  • Hanna DB, Ramaswamy C, Kaplan RC, Kizer JR, Daskalakis DC, Anastos K, Braunstein SL (2020). Sex- and poverty-specific patterns in HIV-associated cardiovascular mortality in New York City, 2007-2017. Clin Infect Dis 27: 491-498. Pubmed
  • *Klugman M, Fazzari M, Xue X, Ginsberg M, Rohan T, Halmos B, Hanna DB, Shuter J, Hosgood HD (2021). The associations of CD4 count, CD4/CD8 ratio, and HIV viral load with survival from non-small cell lung cancer in persons living with HIV. AIDS Care, ePub 1 Jun 2021. Pubmed
  • Kong AM, Pozen A, Anastos K, Kelvin EA, Nash D (2019). Non-HIV comorbid conditions and polypharmacy among people living with HIV age 65 or older compared with HIV-negative individuals age 65 or older in the United States: A retrospective claims-based analysis. AIDS Patient Care STDs 33: 93-103. Pubmed
  • *Patel VV, Felsen UR, Fisher M, Fazzari MJ, Ginsberg MS, Beil R, Akiyama MJ, Anastos K, Hanna DB (2021). Clinical outcomes and inflammatory markers by HIV serostatus and viral suppression in a large cohort of patients hospitalized with COVID-19. JAIDS 86: 224-230. Pubmed
  • *Shitole SG, Kuniholm MH, Hanna DB, Boucher T, Peng AY, Berardi C, Shah T, Bortnick AE, Panagiota C, Scheuer J, Kizer JR (2020). Association of human immunodeficiency virus and hepatitis C virus infection with long-term outcomes post-ST segment elevation myocardial infarction in a disadvantaged urban community. Atherosclerosis 311: 60-66. Pubmed

*Uses the HIV Clinical Cohort Database.

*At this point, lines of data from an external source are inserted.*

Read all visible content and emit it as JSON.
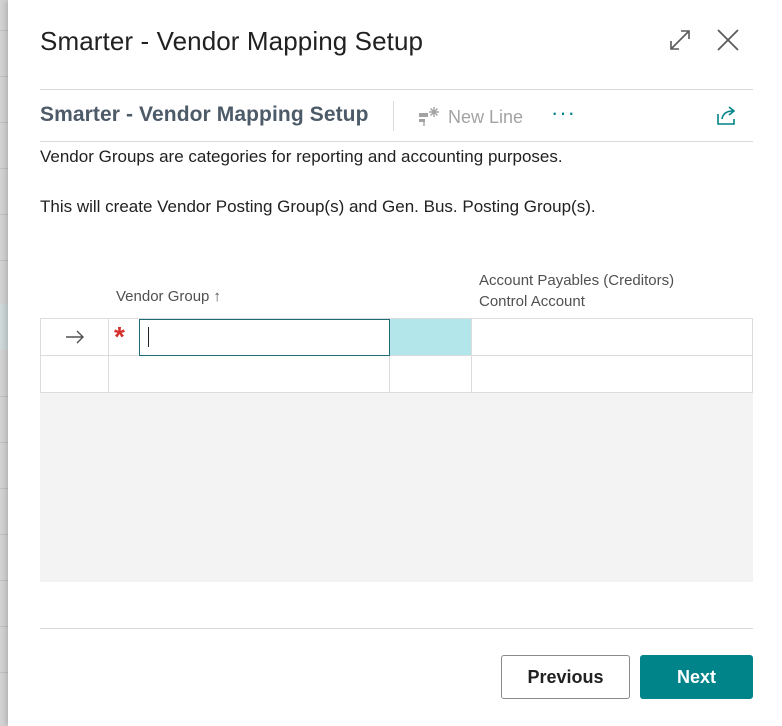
{
  "dialog": {
    "title": "Smarter - Vendor Mapping Setup",
    "expand_icon": "expand-icon",
    "close_icon": "close-icon"
  },
  "page": {
    "subtitle": "Smarter - Vendor Mapping Setup",
    "actions": {
      "new_line_label": "New Line",
      "new_line_icon": "new-line-icon",
      "more_label": "···",
      "share_icon": "share-icon"
    },
    "description_1": "Vendor Groups are categories for reporting and accounting purposes.",
    "description_2": "This will create Vendor Posting Group(s) and Gen. Bus. Posting Group(s)."
  },
  "grid": {
    "columns": {
      "vendor_group": "Vendor Group",
      "vendor_group_sort": "↑",
      "account_line1": "Account Payables (Creditors)",
      "account_line2": "Control Account"
    },
    "rows": [
      {
        "indicator": "→",
        "required_mark": "*",
        "vendor_group": "",
        "account": ""
      },
      {
        "indicator": "",
        "vendor_group": "",
        "account": ""
      }
    ]
  },
  "footer": {
    "previous_label": "Previous",
    "next_label": "Next"
  },
  "colors": {
    "accent": "#008489",
    "required": "#d6312c",
    "highlight_cell": "#b2e6ea",
    "subtitle": "#4d5a68"
  }
}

Complete list of publications supported by the Clinical, Translational and Implementation Science Core